**What you need to do:** Please reproduce the data exactly, though every picture must stay out.

**Data:**
*** Block opens ***
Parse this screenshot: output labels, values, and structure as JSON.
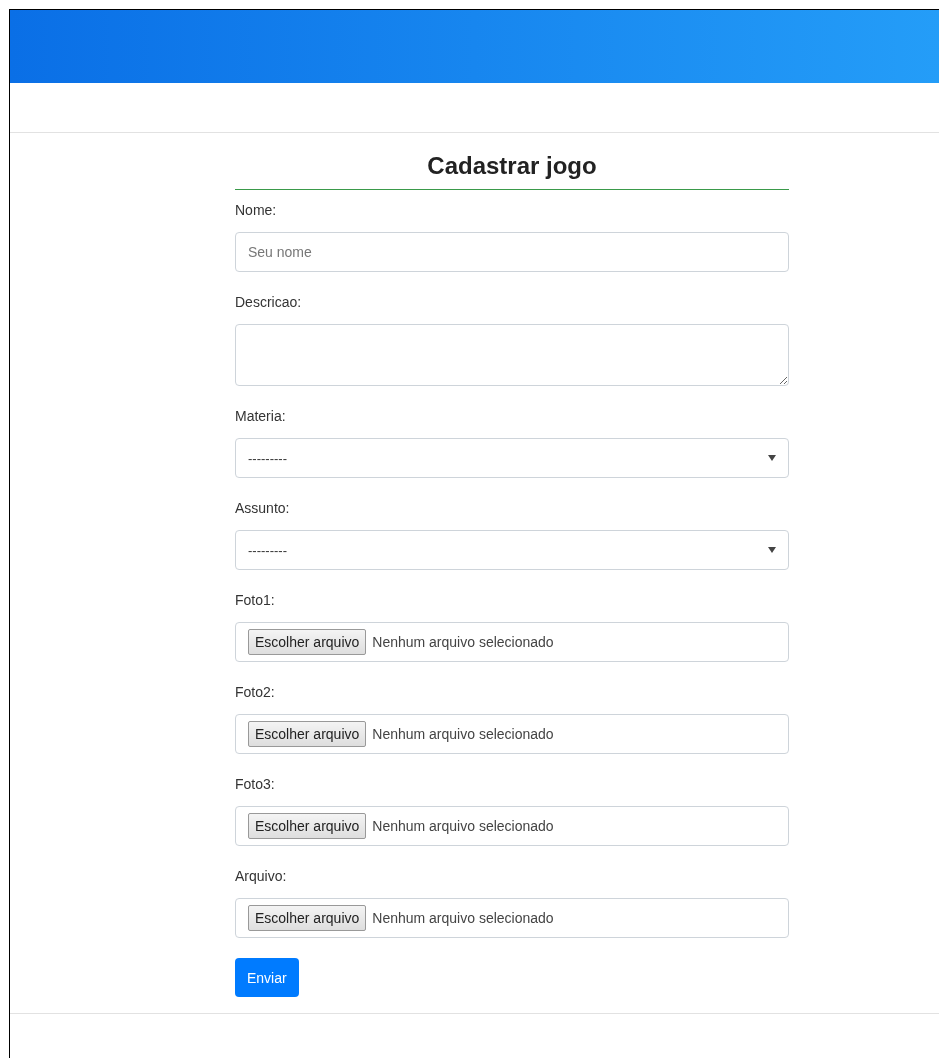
{
  "form": {
    "title": "Cadastrar jogo",
    "fields": [
      {
        "kind": "text",
        "label": "Nome:",
        "placeholder": "Seu nome"
      },
      {
        "kind": "textarea",
        "label": "Descricao:"
      },
      {
        "kind": "select",
        "label": "Materia:",
        "value": "---------"
      },
      {
        "kind": "select",
        "label": "Assunto:",
        "value": "---------"
      },
      {
        "kind": "file",
        "label": "Foto1:",
        "button": "Escolher arquivo",
        "status": "Nenhum arquivo selecionado"
      },
      {
        "kind": "file",
        "label": "Foto2:",
        "button": "Escolher arquivo",
        "status": "Nenhum arquivo selecionado"
      },
      {
        "kind": "file",
        "label": "Foto3:",
        "button": "Escolher arquivo",
        "status": "Nenhum arquivo selecionado"
      },
      {
        "kind": "file",
        "label": "Arquivo:",
        "button": "Escolher arquivo",
        "status": "Nenhum arquivo selecionado"
      }
    ],
    "submit": "Enviar"
  }
}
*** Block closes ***
**Exercise response:**
Parse this screenshot: output labels, values, and structure as JSON.
{
  "form": {
    "title": "Cadastrar jogo",
    "fields": [
      {
        "kind": "text",
        "label": "Nome:",
        "placeholder": "Seu nome"
      },
      {
        "kind": "textarea",
        "label": "Descricao:"
      },
      {
        "kind": "select",
        "label": "Materia:",
        "value": "---------"
      },
      {
        "kind": "select",
        "label": "Assunto:",
        "value": "---------"
      },
      {
        "kind": "file",
        "label": "Foto1:",
        "button": "Escolher arquivo",
        "status": "Nenhum arquivo selecionado"
      },
      {
        "kind": "file",
        "label": "Foto2:",
        "button": "Escolher arquivo",
        "status": "Nenhum arquivo selecionado"
      },
      {
        "kind": "file",
        "label": "Foto3:",
        "button": "Escolher arquivo",
        "status": "Nenhum arquivo selecionado"
      },
      {
        "kind": "file",
        "label": "Arquivo:",
        "button": "Escolher arquivo",
        "status": "Nenhum arquivo selecionado"
      }
    ],
    "submit": "Enviar"
  }
}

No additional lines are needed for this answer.